Author: Robert P. Lightner
Week of August 30, 2015
Some people like to be alone most of the time. They seem to be happiest when they are by themselves. Others enjoy companionship so much that they dread being alone, even for short periods of time. Of course, it is possible to be lonely even when you are around others. This is the worst kind of loneliness. It is also possible to be alone and yet not be lonely.
The psalmist found himself surrounded by enemies. While in enemy territory he longed for the sanctuary, the place of public worship of God. His thirsty soul craved fellowship with God and God’s people. Though not alone—enemies were all around him, mocking him he became very lonely, lonely for the house of God (vv. 1-5). And he longed for help from God (vv. 6-11).
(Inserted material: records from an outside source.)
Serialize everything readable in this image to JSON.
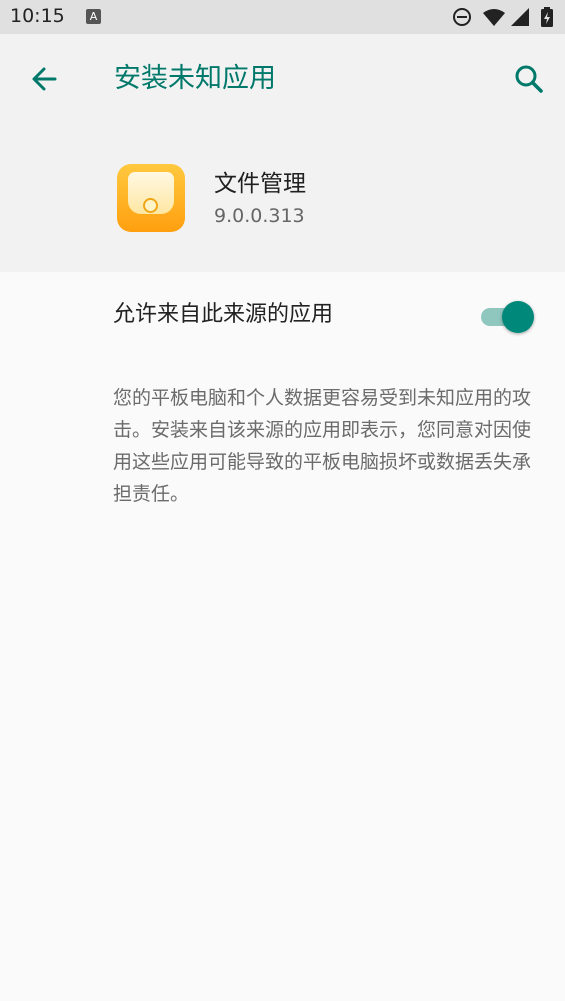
{
  "status_bar": {
    "time": "10:15",
    "app_badge": "A",
    "icons": [
      "do-not-disturb-icon",
      "wifi-icon",
      "signal-icon",
      "battery-charging-icon"
    ]
  },
  "app_bar": {
    "title": "安装未知应用",
    "back_icon": "arrow-back-icon",
    "search_icon": "search-icon"
  },
  "app": {
    "name": "文件管理",
    "version": "9.0.0.313",
    "icon": "folder-icon"
  },
  "setting": {
    "label": "允许来自此来源的应用",
    "toggle_on": true
  },
  "description": "您的平板电脑和个人数据更容易受到未知应用的攻击。安装来自该来源的应用即表示，您同意对因使用这些应用可能导致的平板电脑损坏或数据丢失承担责任。",
  "colors": {
    "accent": "#00796b",
    "toggle_thumb": "#00897b",
    "toggle_track": "#8fc7bf",
    "background": "#fafafa",
    "header_background": "#f2f2f2",
    "status_bar": "#e0e0e0"
  }
}
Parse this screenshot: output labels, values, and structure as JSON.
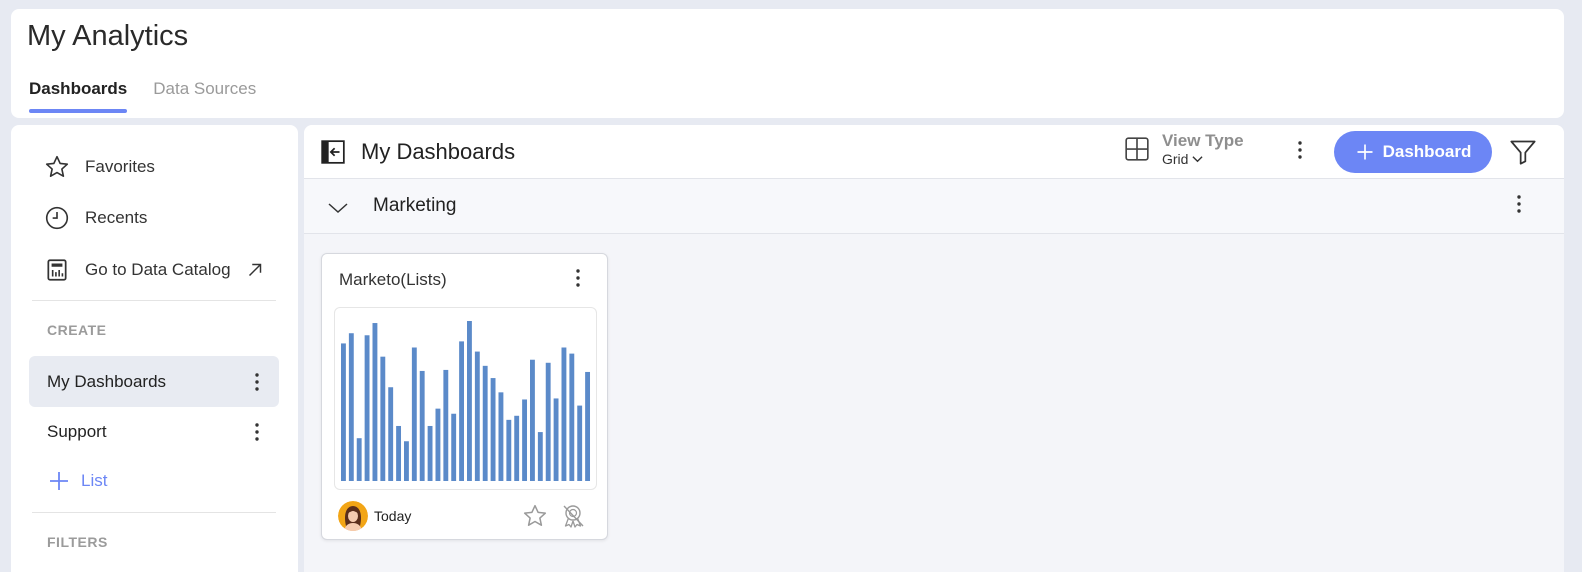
{
  "app": {
    "title": "My Analytics"
  },
  "tabs": [
    {
      "label": "Dashboards",
      "active": true
    },
    {
      "label": "Data Sources",
      "active": false
    }
  ],
  "sidebar": {
    "favorites_label": "Favorites",
    "recents_label": "Recents",
    "catalog_label": "Go to Data Catalog",
    "create_section": "CREATE",
    "lists": [
      {
        "label": "My Dashboards",
        "selected": true
      },
      {
        "label": "Support",
        "selected": false
      }
    ],
    "add_list_label": "List",
    "filters_section": "FILTERS"
  },
  "main": {
    "title": "My Dashboards",
    "view_type_label": "View Type",
    "view_type_value": "Grid",
    "add_dashboard_label": "Dashboard",
    "group": {
      "name": "Marketing"
    },
    "card": {
      "title": "Marketo(Lists)",
      "date": "Today",
      "thumbnail_values": [
        135,
        145,
        42,
        143,
        155,
        122,
        92,
        54,
        39,
        131,
        108,
        54,
        71,
        109,
        66,
        137,
        157,
        127,
        113,
        101,
        87,
        60,
        64,
        80,
        119,
        48,
        116,
        81,
        131,
        125,
        74,
        107
      ]
    }
  },
  "colors": {
    "accent": "#6c86f5",
    "bar": "#5b8ac9"
  }
}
Are you bothered when you miss attending a church service you normally attend? Has going to church become commonplace for you? It seems the psalmist missed the public worship of God and it brought him to tears. Instead of eating, he wept (v. 3). He found relief for his loneliness as he engaged in self-examination. This turned his discouragement into encouragement. The psalmist talked to himself. He asked himself questions and then he determined the action he needed to take (v. 5).
Reflection on God and His many past goodnesses to him greatly encouraged the psalmist. The more he thought about God and His past blessings, the less lonely he became. His enemies were still all around him, but he had a whole new perspective on them and on life.
Consider this: This may be a lonely day for you. God knows all about it. He wants you to find intimate fellowship with Him. Remember His promise, “Never will I leave you; never will I forsake you” (Heb. 13:5).